=== Task requirements ===
Go through the listing below and gather every line with the word "Центр".

=== Records ===
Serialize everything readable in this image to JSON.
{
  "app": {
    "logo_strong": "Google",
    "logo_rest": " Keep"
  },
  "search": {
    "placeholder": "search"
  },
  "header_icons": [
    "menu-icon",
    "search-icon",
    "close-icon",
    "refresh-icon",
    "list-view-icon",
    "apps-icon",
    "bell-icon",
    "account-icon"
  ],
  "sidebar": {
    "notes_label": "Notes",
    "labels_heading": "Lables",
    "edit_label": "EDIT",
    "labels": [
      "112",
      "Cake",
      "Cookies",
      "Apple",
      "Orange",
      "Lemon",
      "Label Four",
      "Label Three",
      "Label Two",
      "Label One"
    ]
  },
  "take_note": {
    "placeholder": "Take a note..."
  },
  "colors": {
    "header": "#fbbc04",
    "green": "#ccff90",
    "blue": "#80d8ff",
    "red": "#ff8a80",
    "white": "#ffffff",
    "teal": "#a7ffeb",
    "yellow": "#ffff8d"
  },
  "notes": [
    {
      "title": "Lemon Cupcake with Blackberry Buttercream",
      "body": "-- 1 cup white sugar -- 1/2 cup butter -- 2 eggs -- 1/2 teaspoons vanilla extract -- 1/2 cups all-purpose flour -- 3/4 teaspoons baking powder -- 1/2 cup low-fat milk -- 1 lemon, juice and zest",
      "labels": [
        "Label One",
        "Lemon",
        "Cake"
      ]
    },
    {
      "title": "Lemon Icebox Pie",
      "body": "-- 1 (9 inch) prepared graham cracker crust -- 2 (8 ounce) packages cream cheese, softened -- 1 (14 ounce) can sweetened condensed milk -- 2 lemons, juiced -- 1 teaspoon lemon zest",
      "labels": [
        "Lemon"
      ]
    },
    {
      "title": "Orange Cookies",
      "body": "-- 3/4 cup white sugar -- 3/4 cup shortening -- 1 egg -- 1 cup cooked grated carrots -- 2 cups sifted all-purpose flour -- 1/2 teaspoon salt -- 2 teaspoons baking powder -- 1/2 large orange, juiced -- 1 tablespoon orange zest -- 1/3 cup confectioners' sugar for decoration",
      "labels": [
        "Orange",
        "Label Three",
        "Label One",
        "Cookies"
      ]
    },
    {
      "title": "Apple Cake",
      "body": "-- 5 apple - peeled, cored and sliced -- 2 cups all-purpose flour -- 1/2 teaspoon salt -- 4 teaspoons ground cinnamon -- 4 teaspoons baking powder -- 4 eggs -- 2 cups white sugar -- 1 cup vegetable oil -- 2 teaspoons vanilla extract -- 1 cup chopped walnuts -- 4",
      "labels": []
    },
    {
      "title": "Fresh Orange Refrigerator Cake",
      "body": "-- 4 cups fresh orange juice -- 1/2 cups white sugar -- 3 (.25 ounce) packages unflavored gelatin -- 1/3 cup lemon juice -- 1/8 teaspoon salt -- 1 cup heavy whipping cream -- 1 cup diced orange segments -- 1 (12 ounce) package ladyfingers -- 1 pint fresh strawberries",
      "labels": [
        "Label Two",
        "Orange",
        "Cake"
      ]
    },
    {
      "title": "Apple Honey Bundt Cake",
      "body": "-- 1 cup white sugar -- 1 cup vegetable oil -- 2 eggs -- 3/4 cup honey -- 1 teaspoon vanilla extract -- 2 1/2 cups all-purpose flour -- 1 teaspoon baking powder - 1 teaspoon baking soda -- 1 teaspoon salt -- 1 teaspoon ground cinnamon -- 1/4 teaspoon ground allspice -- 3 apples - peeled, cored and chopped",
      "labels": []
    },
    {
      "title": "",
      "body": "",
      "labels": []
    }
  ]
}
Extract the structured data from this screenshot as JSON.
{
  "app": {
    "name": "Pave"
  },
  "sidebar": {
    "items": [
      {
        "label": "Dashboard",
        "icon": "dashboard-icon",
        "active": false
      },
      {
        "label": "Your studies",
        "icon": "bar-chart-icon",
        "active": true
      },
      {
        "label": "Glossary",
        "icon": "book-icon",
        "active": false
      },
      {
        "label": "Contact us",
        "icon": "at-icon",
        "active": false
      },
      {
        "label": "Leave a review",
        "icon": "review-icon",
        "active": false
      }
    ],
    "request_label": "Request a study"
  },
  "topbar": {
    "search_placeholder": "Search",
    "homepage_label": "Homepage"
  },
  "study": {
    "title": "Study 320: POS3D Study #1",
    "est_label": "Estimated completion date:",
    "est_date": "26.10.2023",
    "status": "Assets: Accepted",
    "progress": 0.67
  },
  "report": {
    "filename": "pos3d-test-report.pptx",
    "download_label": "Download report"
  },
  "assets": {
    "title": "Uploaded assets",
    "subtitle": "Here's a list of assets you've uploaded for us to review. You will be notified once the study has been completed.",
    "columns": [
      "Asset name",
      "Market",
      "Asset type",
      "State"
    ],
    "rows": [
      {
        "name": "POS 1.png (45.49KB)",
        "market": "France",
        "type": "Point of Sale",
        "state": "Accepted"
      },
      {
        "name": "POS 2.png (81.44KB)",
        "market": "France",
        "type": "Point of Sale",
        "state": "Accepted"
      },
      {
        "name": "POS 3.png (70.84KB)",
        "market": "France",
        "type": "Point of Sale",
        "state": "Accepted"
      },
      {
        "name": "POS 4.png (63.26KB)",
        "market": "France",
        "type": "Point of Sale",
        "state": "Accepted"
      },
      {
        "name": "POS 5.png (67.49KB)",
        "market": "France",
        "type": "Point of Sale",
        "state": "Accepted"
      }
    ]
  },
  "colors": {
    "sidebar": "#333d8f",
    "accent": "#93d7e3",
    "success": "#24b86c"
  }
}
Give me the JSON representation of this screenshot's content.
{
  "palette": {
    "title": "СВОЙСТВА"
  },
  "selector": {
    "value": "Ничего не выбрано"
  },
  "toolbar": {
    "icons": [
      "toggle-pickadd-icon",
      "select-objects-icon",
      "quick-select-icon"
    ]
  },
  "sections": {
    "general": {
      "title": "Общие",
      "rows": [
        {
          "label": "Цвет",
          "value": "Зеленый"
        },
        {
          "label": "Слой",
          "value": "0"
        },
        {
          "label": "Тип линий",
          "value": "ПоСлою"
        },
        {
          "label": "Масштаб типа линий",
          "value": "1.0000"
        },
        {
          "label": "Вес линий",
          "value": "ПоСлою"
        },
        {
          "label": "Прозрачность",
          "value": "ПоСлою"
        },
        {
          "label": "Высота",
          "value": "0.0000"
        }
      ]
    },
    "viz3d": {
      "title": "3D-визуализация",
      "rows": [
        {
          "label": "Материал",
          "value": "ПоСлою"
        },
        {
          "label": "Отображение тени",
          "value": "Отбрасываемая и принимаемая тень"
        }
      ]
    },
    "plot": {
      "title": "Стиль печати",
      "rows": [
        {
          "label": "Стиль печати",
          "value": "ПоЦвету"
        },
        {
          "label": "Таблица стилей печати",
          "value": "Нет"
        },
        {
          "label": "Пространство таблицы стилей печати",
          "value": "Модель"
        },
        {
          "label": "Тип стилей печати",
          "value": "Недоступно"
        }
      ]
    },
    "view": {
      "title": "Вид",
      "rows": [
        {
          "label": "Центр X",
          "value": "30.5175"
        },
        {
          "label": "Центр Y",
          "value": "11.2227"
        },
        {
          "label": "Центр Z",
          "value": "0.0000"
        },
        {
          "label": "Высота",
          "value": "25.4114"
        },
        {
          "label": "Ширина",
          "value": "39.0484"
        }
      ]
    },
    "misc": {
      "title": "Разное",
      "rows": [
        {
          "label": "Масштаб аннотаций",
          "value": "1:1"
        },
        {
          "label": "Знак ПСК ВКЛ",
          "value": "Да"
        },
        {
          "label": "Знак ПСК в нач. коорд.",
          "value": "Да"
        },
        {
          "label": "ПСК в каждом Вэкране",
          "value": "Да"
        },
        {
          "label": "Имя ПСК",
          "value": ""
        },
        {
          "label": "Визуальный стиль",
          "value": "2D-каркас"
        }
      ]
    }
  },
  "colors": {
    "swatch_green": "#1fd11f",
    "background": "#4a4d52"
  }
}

=== Solution to this task ===
          "label": "Центр X",
          "label": "Центр Y",
          "label": "Центр Z",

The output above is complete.